That is what happened in Liberia, when a group of women, mostly mothers, came together to help bring an end to years of civil war that had killed nearly 10 percent of the country’s population; made sexual slaves of women and children; and turned boys as young as 10 into child soldiers. A group of 2,000 women gathered outside then-President Charles Taylor’s house to protest the war. Later a group of approximately 300 women walked to the site of slow-moving peace talks and staged a sit-in to put additional pressure on the different sides. An agreement was reached in 2003.
Then in 2005, Liberia elected its first female president, Ellen Johnson Sirleaf, who is a co-recpient of the Nobel Prize with Gbowee and Tawakei Karman. Sirleaf was re-elected in 2011 with Gbowee’s support.

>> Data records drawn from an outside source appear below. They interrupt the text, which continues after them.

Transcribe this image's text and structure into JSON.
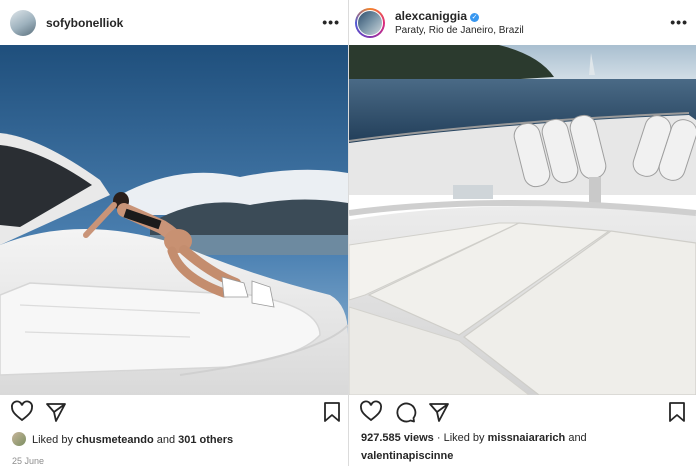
{
  "left_post": {
    "username": "sofybonelliok",
    "more_label": "•••",
    "likes": {
      "prefix": "Liked by ",
      "user": "chusmeteando",
      "joiner": " and ",
      "others": "301 others"
    },
    "date": "25 June",
    "icons": [
      "heart-icon",
      "send-icon",
      "bookmark-icon"
    ]
  },
  "right_post": {
    "username": "alexcaniggia",
    "verified": true,
    "location": "Paraty, Rio de Janeiro, Brazil",
    "more_label": "•••",
    "views": {
      "count": "927.585 views",
      "middle": " · Liked by ",
      "user1": "missnaiararich",
      "joiner": " and",
      "user2": "valentinapiscinne"
    },
    "icons": [
      "heart-icon",
      "comment-icon",
      "send-icon",
      "bookmark-icon"
    ]
  },
  "colors": {
    "text": "#262626",
    "muted": "#8e8e8e",
    "verified": "#3897f0",
    "divider": "#dbdbdb"
  }
}
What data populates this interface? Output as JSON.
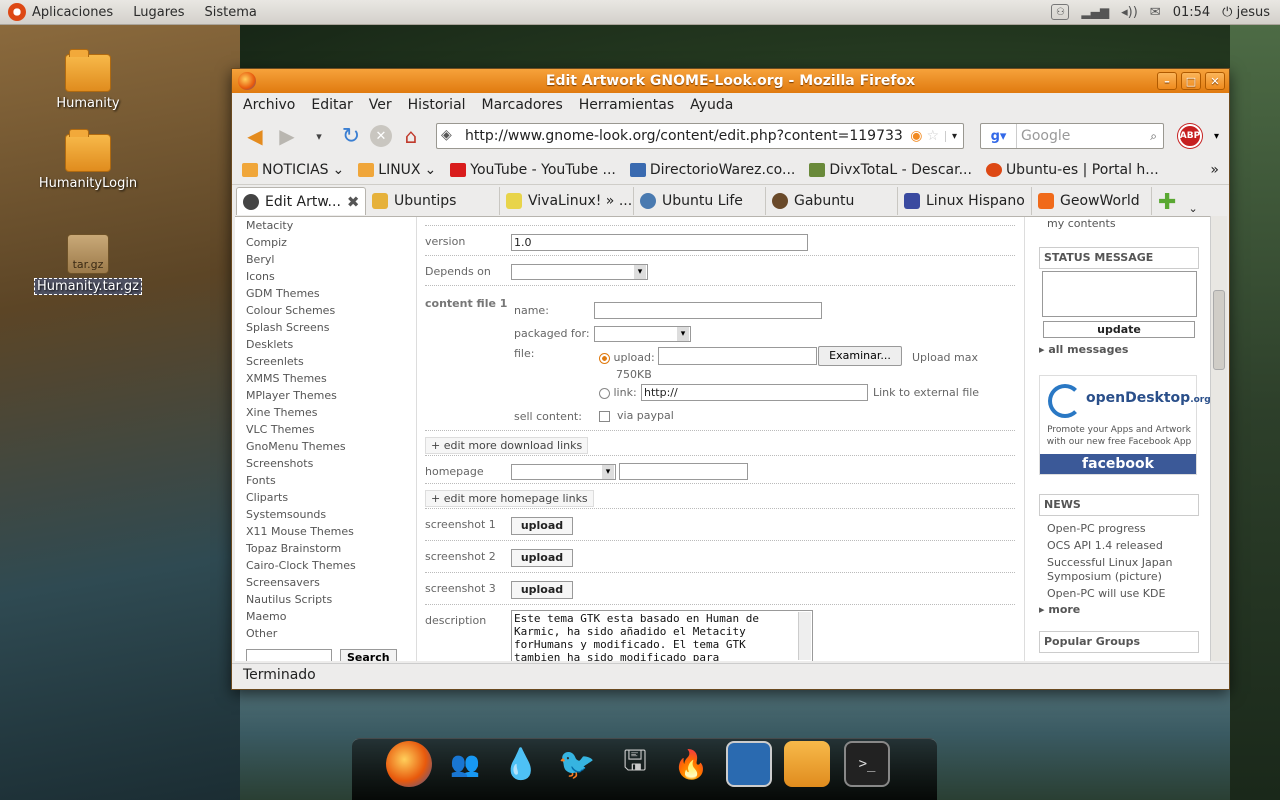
{
  "top_panel": {
    "menus": [
      "Aplicaciones",
      "Lugares",
      "Sistema"
    ],
    "clock": "01:54",
    "user": "jesus"
  },
  "desktop": {
    "icons": [
      {
        "label": "Humanity",
        "kind": "folder"
      },
      {
        "label": "HumanityLogin",
        "kind": "folder"
      },
      {
        "label": "Humanity.tar.gz",
        "kind": "archive",
        "badge": "tar.gz"
      }
    ]
  },
  "window": {
    "title": "Edit Artwork GNOME-Look.org - Mozilla Firefox",
    "menu": [
      "Archivo",
      "Editar",
      "Ver",
      "Historial",
      "Marcadores",
      "Herramientas",
      "Ayuda"
    ],
    "url": "http://www.gnome-look.org/content/edit.php?content=119733",
    "search_placeholder": "Google",
    "abp": "ABP",
    "bookmarks": [
      {
        "label": "NOTICIAS",
        "dropdown": true,
        "color": "#f0a63a"
      },
      {
        "label": "LINUX",
        "dropdown": true,
        "color": "#f0a63a"
      },
      {
        "label": "YouTube - YouTube ...",
        "color": "#d91c1c"
      },
      {
        "label": "DirectorioWarez.co...",
        "color": "#3a6ab0"
      },
      {
        "label": "DivxTotaL - Descar...",
        "color": "#6a8a3a"
      },
      {
        "label": "Ubuntu-es | Portal h...",
        "color": "#dd4814"
      }
    ],
    "tabs": [
      {
        "label": "Edit Artw...",
        "active": true,
        "color": "#444"
      },
      {
        "label": "Ubuntips",
        "color": "#e6b13a"
      },
      {
        "label": "VivaLinux! » ...",
        "color": "#e8d44a"
      },
      {
        "label": "Ubuntu Life",
        "color": "#4a7ab0"
      },
      {
        "label": "Gabuntu",
        "color": "#6a4a2a"
      },
      {
        "label": "Linux Hispano",
        "color": "#3a4aa0"
      },
      {
        "label": "GeowWorld",
        "color": "#f06a1a"
      }
    ],
    "status": "Terminado"
  },
  "page": {
    "categories": [
      "Metacity",
      "Compiz",
      "Beryl",
      "Icons",
      "GDM Themes",
      "Colour Schemes",
      "Splash Screens",
      "Desklets",
      "Screenlets",
      "XMMS Themes",
      "MPlayer Themes",
      "Xine Themes",
      "VLC Themes",
      "GnoMenu Themes",
      "Screenshots",
      "Fonts",
      "Cliparts",
      "Systemsounds",
      "X11 Mouse Themes",
      "Topaz Brainstorm",
      "Cairo-Clock Themes",
      "Screensavers",
      "Nautilus Scripts",
      "Maemo",
      "Other"
    ],
    "search_button": "Search",
    "form": {
      "version_label": "version",
      "version_value": "1.0",
      "depends_label": "Depends on",
      "content_file_label": "content file 1",
      "name_label": "name:",
      "packaged_label": "packaged for:",
      "file_label": "file:",
      "upload_label": "upload:",
      "examinar": "Examinar...",
      "upload_max": "Upload max",
      "upload_max_size": "750KB",
      "link_label": "link:",
      "link_value": "http://",
      "link_external": "Link to external file",
      "sell_label": "sell content:",
      "via_paypal": "via paypal",
      "edit_more_download": "edit more download links",
      "homepage_label": "homepage",
      "edit_more_homepage": "edit more homepage links",
      "screenshot1_label": "screenshot 1",
      "screenshot2_label": "screenshot 2",
      "screenshot3_label": "screenshot 3",
      "upload_button": "upload",
      "description_label": "description",
      "description_text": "Este tema GTK esta basado en Human de Karmic, ha sido añadido el Metacity forHumans y modificado. El tema GTK tambien ha sido modificado para"
    },
    "sidebar": {
      "my_contents": "my contents",
      "status_title": "STATUS MESSAGE",
      "update_button": "update",
      "all_messages": "all messages",
      "od_brand": "openDesktop",
      "od_tld": ".org",
      "od_text": "Promote your Apps and Artwork with our new free Facebook App",
      "facebook": "facebook",
      "news_title": "NEWS",
      "news": [
        "Open-PC progress",
        "OCS API 1.4 released",
        "Successful Linux Japan Symposium (picture)",
        "Open-PC will use KDE"
      ],
      "more": "more",
      "popular_groups": "Popular Groups"
    }
  },
  "dock": {
    "items": [
      "firefox-icon",
      "pidgin-icon",
      "water-icon",
      "gwibber-icon",
      "disk-icon",
      "burner-icon",
      "monitor-icon",
      "home-folder-icon",
      "terminal-icon"
    ]
  }
}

Gbowee said the women’s movement crossed religious affiliations, including Christians and Muslims, and the old religious divides have nearly disappeared as more people marry outside their faith. “We’re cool,” she smiled.
However, she is concerned that ethnic competition is starting to creep in and may become a factor in the country’s upcoming election.
When asked about the current tone of the United States presidential election, Gbowee said it has become a joke around the world. One shopkeeper in Ghana asked her if the election was really as bad as it sounded. When Gbowee said it was, the shopkeeper said, “’It sounds like an election in Africa.’”
But no matter who wins, people will need to come together after Nov. 8, she said, asking, “What will your role be to bring this society back on its feet?”
Gbowee told the students that discovering the right cause is important. You may have several concerns but “the one that keeps you up at night” is the one that you must address first. Then take that first step. Because “your passion is what will draw people to you,” she said. “You have to feel passionately about the cause.”
It is that passion that keeps her going after 20 years. Because Gbowee has found that it isn’t an outsider who helps lift a victim to her feet. It is another victim that comes to her aid. It has been the case in Liberia, in the Congo, in South Sudan, in Libya, and Syria. “Those are the people who keep me going.”
And she has learned that you must be wary of those who are willing to give in too easily, Gbowee said, especially when it comes to women’s rights.
“Anything handed to you too easily is not truly yours.”